=== Section Start ===
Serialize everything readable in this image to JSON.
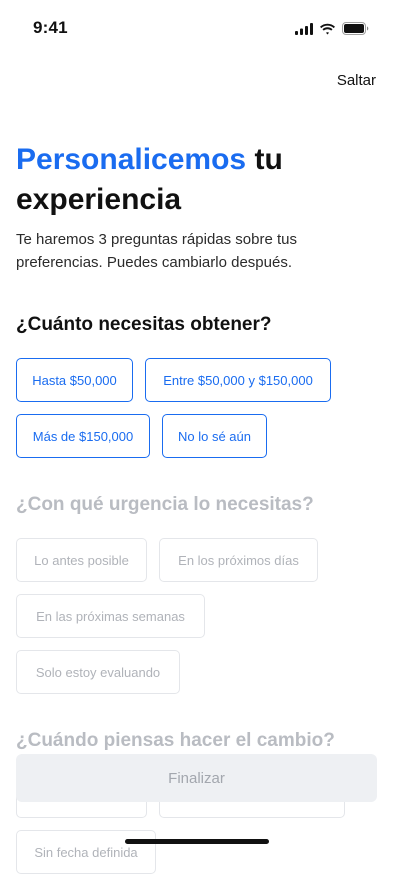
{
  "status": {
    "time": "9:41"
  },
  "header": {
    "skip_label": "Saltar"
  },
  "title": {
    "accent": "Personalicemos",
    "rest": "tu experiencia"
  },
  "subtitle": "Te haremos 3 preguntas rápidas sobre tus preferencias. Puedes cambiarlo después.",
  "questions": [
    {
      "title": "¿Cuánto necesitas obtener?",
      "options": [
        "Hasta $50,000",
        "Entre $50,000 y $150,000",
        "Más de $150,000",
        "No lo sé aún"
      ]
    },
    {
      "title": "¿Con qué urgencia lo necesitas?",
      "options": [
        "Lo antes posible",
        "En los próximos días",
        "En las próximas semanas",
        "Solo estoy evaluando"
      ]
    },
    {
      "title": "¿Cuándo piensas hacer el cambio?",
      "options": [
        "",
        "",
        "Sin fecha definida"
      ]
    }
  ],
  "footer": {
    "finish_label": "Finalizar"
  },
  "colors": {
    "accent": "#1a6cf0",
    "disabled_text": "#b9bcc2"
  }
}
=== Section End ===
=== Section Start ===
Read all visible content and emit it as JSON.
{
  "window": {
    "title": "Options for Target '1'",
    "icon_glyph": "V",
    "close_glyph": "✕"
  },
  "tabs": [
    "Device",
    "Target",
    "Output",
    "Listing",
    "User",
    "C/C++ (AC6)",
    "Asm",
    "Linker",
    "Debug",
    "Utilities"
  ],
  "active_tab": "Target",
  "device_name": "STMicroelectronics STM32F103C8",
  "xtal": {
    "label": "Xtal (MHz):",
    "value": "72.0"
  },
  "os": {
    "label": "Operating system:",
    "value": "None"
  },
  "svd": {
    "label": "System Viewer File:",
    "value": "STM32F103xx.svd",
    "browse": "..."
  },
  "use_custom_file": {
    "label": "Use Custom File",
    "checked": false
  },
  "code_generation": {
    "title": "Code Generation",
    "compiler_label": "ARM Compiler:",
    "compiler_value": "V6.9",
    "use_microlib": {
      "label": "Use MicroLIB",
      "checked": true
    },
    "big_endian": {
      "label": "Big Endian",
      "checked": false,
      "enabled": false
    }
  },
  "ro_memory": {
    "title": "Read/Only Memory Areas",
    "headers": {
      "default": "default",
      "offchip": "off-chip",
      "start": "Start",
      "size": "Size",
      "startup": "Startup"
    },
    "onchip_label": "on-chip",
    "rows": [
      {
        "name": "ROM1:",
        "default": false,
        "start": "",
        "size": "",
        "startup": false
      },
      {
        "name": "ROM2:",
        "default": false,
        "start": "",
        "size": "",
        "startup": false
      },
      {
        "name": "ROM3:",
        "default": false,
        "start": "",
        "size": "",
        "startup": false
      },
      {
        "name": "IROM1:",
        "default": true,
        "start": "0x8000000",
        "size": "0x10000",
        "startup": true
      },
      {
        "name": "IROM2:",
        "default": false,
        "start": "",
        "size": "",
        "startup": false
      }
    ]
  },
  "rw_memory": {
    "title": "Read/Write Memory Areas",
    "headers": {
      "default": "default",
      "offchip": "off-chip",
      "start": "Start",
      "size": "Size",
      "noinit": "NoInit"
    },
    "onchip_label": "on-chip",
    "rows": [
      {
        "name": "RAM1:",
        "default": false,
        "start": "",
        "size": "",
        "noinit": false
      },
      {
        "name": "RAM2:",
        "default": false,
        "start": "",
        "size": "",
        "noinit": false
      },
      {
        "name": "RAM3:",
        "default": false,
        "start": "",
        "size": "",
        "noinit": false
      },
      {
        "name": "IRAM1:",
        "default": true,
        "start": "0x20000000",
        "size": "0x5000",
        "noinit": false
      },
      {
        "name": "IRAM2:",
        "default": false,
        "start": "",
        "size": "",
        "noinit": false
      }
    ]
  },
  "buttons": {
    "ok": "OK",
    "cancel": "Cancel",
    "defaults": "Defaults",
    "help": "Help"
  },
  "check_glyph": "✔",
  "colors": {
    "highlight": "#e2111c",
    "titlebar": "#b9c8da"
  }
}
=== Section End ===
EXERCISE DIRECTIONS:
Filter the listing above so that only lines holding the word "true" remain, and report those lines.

TASK OUTPUT:
      "checked": true
        "default": true,
        "startup": true
        "default": true,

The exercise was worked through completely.